A man miraculously found alive after he got lost in the Australian outback for three days survived thanks to Bear Grylls .. and following a train of wild camels.
Barefoot Anthony Collis, 32, became separated from his girlfriend following a row in the remote Pilbara region in north-west Australia.
But he survived by eating bugs and flowers and burying himself in the sand – a technique he learned in TV watching Bear Grylls.
Enterprising Anthony also latched onto the trail of wild camels which eventually led him to some fruit to eat.
Builder Anthony, from Westbury, Wilts., was discovered sunburned and severely dehydrated in the rugged outback after his girlfriend Debbie Blomfield raised the alarm.
Anthony and Debbie, 39, were halfway into a 2,500-mile trip when they abandoned their vehicle after it became became stuck in the dry red sand, and got separated.
His grandfather Bernard Collis revealed Anthony was “lucky to be alive” after “deviating off the main track” between Darwin and Perth.

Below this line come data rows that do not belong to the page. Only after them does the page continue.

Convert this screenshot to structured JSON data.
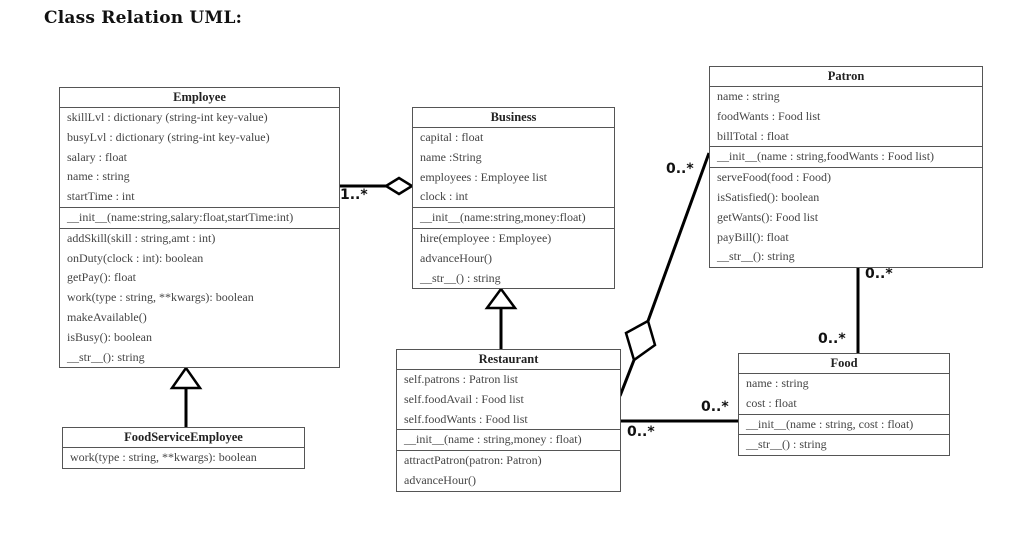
{
  "title": "Class Relation UML:",
  "classes": {
    "employee": {
      "name": "Employee",
      "attributes": [
        "skillLvl : dictionary (string-int key-value)",
        "busyLvl : dictionary (string-int key-value)",
        "salary : float",
        "name : string",
        "startTime : int"
      ],
      "constructor": [
        "__init__(name:string,salary:float,startTime:int)"
      ],
      "methods": [
        "addSkill(skill : string,amt : int)",
        "onDuty(clock : int): boolean",
        "getPay(): float",
        "work(type : string, **kwargs): boolean",
        "makeAvailable()",
        "isBusy(): boolean",
        "__str__(): string"
      ]
    },
    "food_service_employee": {
      "name": "FoodServiceEmployee",
      "methods": [
        "work(type : string, **kwargs): boolean"
      ]
    },
    "business": {
      "name": "Business",
      "attributes": [
        "capital : float",
        "name :String",
        "employees : Employee list",
        "clock : int"
      ],
      "constructor": [
        "__init__(name:string,money:float)"
      ],
      "methods": [
        "hire(employee : Employee)",
        "advanceHour()",
        "__str__() : string"
      ]
    },
    "restaurant": {
      "name": "Restaurant",
      "attributes": [
        "self.patrons : Patron list",
        "self.foodAvail : Food list",
        "self.foodWants : Food list"
      ],
      "constructor": [
        "__init__(name : string,money : float)"
      ],
      "methods": [
        "attractPatron(patron: Patron)",
        "advanceHour()"
      ]
    },
    "patron": {
      "name": "Patron",
      "attributes": [
        "name : string",
        "foodWants : Food list",
        "billTotal : float"
      ],
      "constructor": [
        "__init__(name : string,foodWants : Food list)"
      ],
      "methods": [
        "serveFood(food : Food)",
        "isSatisfied(): boolean",
        "getWants(): Food list",
        "payBill(): float",
        "__str__(): string"
      ]
    },
    "food": {
      "name": "Food",
      "attributes": [
        "name : string",
        "cost : float"
      ],
      "constructor": [
        "__init__(name : string, cost : float)"
      ],
      "methods": [
        "__str__() : string"
      ]
    }
  },
  "relations": [
    {
      "type": "aggregation",
      "from": "Business",
      "to": "Employee",
      "multiplicity_to": "1..*"
    },
    {
      "type": "inheritance",
      "from": "FoodServiceEmployee",
      "to": "Employee"
    },
    {
      "type": "inheritance",
      "from": "Restaurant",
      "to": "Business"
    },
    {
      "type": "aggregation",
      "from": "Restaurant",
      "to": "Patron",
      "multiplicity_to": "0..*"
    },
    {
      "type": "association",
      "from": "Restaurant",
      "to": "Food",
      "multiplicity_from": "0..*",
      "multiplicity_to": "0..*"
    },
    {
      "type": "association",
      "from": "Patron",
      "to": "Food",
      "multiplicity_from": "0..*",
      "multiplicity_to": "0..*"
    }
  ],
  "multiplicities": {
    "business_employee": "1..*",
    "restaurant_patron": "0..*",
    "patron_food_top": "0..*",
    "patron_food_bottom": "0..*",
    "restaurant_food_left": "0..*",
    "restaurant_food_right": "0..*"
  }
}
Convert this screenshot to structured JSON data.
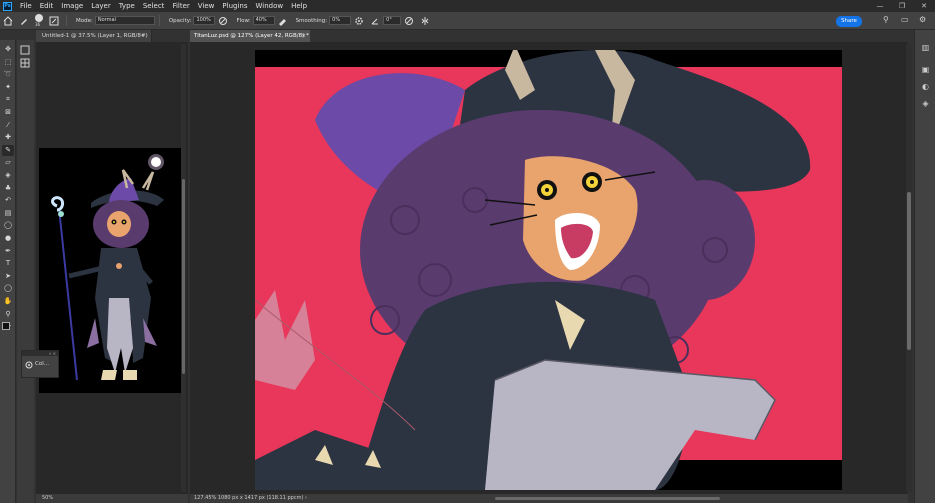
{
  "app": {
    "logo": "Ps",
    "menu": [
      "File",
      "Edit",
      "Image",
      "Layer",
      "Type",
      "Select",
      "Filter",
      "View",
      "Plugins",
      "Window",
      "Help"
    ],
    "window_controls": [
      "—",
      "❐",
      "✕"
    ]
  },
  "options": {
    "brush_size": "36",
    "mode_label": "Mode:",
    "mode_value": "Normal",
    "opacity_label": "Opacity:",
    "opacity_value": "100%",
    "flow_label": "Flow:",
    "flow_value": "40%",
    "smoothing_label": "Smoothing:",
    "smoothing_value": "0%",
    "angle_value": "0°",
    "share_label": "Share"
  },
  "tools": [
    {
      "name": "move-tool",
      "glyph": "✥"
    },
    {
      "name": "marquee-tool",
      "glyph": "⬚"
    },
    {
      "name": "lasso-tool",
      "glyph": "➰"
    },
    {
      "name": "magic-wand-tool",
      "glyph": "✦"
    },
    {
      "name": "crop-tool",
      "glyph": "⌗"
    },
    {
      "name": "frame-tool",
      "glyph": "⊠"
    },
    {
      "name": "eyedropper-tool",
      "glyph": "⁄"
    },
    {
      "name": "healing-tool",
      "glyph": "✚"
    },
    {
      "name": "brush-tool",
      "glyph": "✎"
    },
    {
      "name": "eraser-tool",
      "glyph": "▱"
    },
    {
      "name": "paint-bucket-tool",
      "glyph": "◈"
    },
    {
      "name": "clone-stamp-tool",
      "glyph": "♣"
    },
    {
      "name": "history-brush-tool",
      "glyph": "↶"
    },
    {
      "name": "gradient-tool",
      "glyph": "▤"
    },
    {
      "name": "blur-tool",
      "glyph": "◯"
    },
    {
      "name": "dodge-tool",
      "glyph": "●"
    },
    {
      "name": "pen-tool",
      "glyph": "✒"
    },
    {
      "name": "type-tool",
      "glyph": "T"
    },
    {
      "name": "path-selection-tool",
      "glyph": "➤"
    },
    {
      "name": "ellipse-tool",
      "glyph": "◯"
    },
    {
      "name": "hand-tool",
      "glyph": "✋"
    },
    {
      "name": "zoom-tool",
      "glyph": "⚲"
    },
    {
      "name": "more-tools",
      "glyph": "···"
    }
  ],
  "doc1": {
    "tab_title": "Untitled-1 @ 37.5% (Layer 1, RGB/8#) *",
    "status": "50%"
  },
  "doc2": {
    "tab_title": "TitanLuz.psd @ 127% (Layer 42, RGB/8) *",
    "status": "127.45%    1080 px x 1417 px (118.11 ppcm)    ›"
  },
  "color_panel": {
    "label": "Col..."
  },
  "colors": {
    "accent": "#1473e6",
    "canvas_bg": "#e8375a",
    "hat": "#2c3341",
    "hair": "#5a3b6e",
    "skin": "#e9a36d"
  }
}
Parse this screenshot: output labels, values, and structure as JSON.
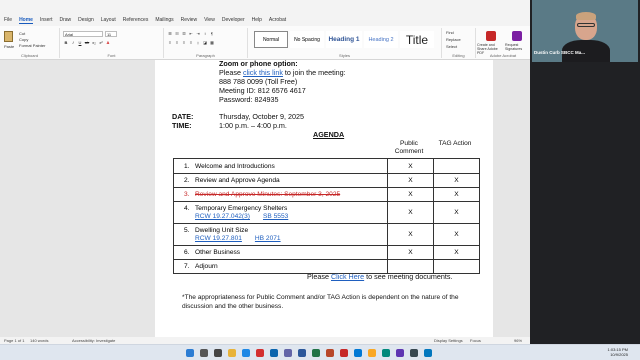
{
  "menu": {
    "tabs": [
      "File",
      "Home",
      "Insert",
      "Draw",
      "Design",
      "Layout",
      "References",
      "Mailings",
      "Review",
      "View",
      "Developer",
      "Help",
      "Acrobat"
    ],
    "active": "Home"
  },
  "ribbon": {
    "clipboard": {
      "paste": "Paste",
      "cut": "Cut",
      "copy": "Copy",
      "format_painter": "Format Painter",
      "label": "Clipboard"
    },
    "font": {
      "name": "Arial",
      "size": "11",
      "label": "Font"
    },
    "paragraph": {
      "label": "Paragraph"
    },
    "styles": {
      "items": [
        "Normal",
        "No Spacing",
        "Heading 1",
        "Heading 2",
        "Title"
      ],
      "label": "Styles"
    },
    "editing": {
      "find": "Find",
      "replace": "Replace",
      "select": "Select",
      "label": "Editing"
    },
    "acrobat": {
      "create": "Create and Share Adobe PDF",
      "request": "Request Signatures",
      "label": "Adobe Acrobat"
    }
  },
  "document": {
    "zoom_heading": "Zoom or phone option:",
    "join_prefix": "Please ",
    "join_link": "click this link",
    "join_suffix": " to join the meeting:",
    "phone": "888 788 0099 (Toll Free)",
    "meeting_id": "Meeting ID: 812 6576 4617",
    "password": "Password: 824935",
    "date_label": "DATE:",
    "date_value": "Thursday, October 9, 2025",
    "time_label": "TIME:",
    "time_value": "1:00 p.m. – 4:00 p.m.",
    "agenda_title": "AGENDA",
    "col_public": "Public Comment",
    "col_tag": "TAG Action",
    "items": [
      {
        "num": "1.",
        "text": "Welcome and Introductions",
        "public": "X",
        "tag": ""
      },
      {
        "num": "2.",
        "text": "Review and Approve Agenda",
        "public": "X",
        "tag": "X"
      },
      {
        "num": "3.",
        "text": "Review and Approve Minutes: September 3, 2025",
        "public": "X",
        "tag": "X"
      },
      {
        "num": "4.",
        "text": "Temporary Emergency Shelters",
        "links": [
          "RCW 19.27.042(3)",
          "SB 5553"
        ],
        "public": "X",
        "tag": "X"
      },
      {
        "num": "5.",
        "text": "Dwelling Unit Size",
        "links": [
          "RCW 19.27.801",
          "HB 2071"
        ],
        "public": "X",
        "tag": "X"
      },
      {
        "num": "6.",
        "text": "Other Business",
        "public": "X",
        "tag": "X"
      },
      {
        "num": "7.",
        "text": "Adjourn",
        "public": "",
        "tag": ""
      }
    ],
    "docs_prefix": "Please ",
    "docs_link": "Click Here",
    "docs_suffix": " to see meeting documents.",
    "footnote": "*The appropriateness for Public Comment and/or TAG Action is dependent on the nature of the discussion and the other business."
  },
  "status": {
    "page": "Page 1 of 1",
    "words": "140 words",
    "accessibility": "Accessibility: Investigate",
    "display": "Display Settings",
    "focus": "Focus",
    "zoom": "96%"
  },
  "taskbar": {
    "time": "1:03:15 PM",
    "date": "10/9/2025"
  },
  "video": {
    "participant": "Dustin Curb SBCC Ma..."
  }
}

Bernard, 75, of Westbury, said: “Anthony followed a group of camels a little way and found fruit which was why he didn’t get too dehydrated – he was sucking the juice.
“He became lost when he cut through a bush thinking he had found a shortcut despite being told to always stay on the route.
“Their vehicle broke down, Debbie found a camp and got water before both split in different directions. People are saying they had some sort of argument but I’m not sure why they parted.
“It puzzles me that they went in separate directions.
“Anthony had been told earlier to stay on the path – which is a dust track – but he hoped to get there quicker.
“His feet were badly cut after he lost his flip flops and he was very disorientated when they found him.
“We were so worried about the outcome of it all but thankfully it all turned out all right in the end.”
Debbie Blomfield walked for five miles and arrived, dehydrated and disoriented, at a remote mining camp, where she immediately reported Anthony missing.
Planes, helicopters, four-wheel drives and Aboriginal trackers were brought in who found the abandoned vehicle.
Trackers discovered some of Anthony’s clothing and equipment in the outback, but he did not appear on the heat-detecting devices used by search officials who assumed he was dead.
But it emerged Anthony failed to show up on heat seeking equipment as he had buried himself in the sand and foliage to keep himself warm during the freezing nights.
Police officers eventually found him on Sunday after they spotted a trail of footprints in the dirt and then heard him calling out.
He was eventually found less than two miles from his vehicle.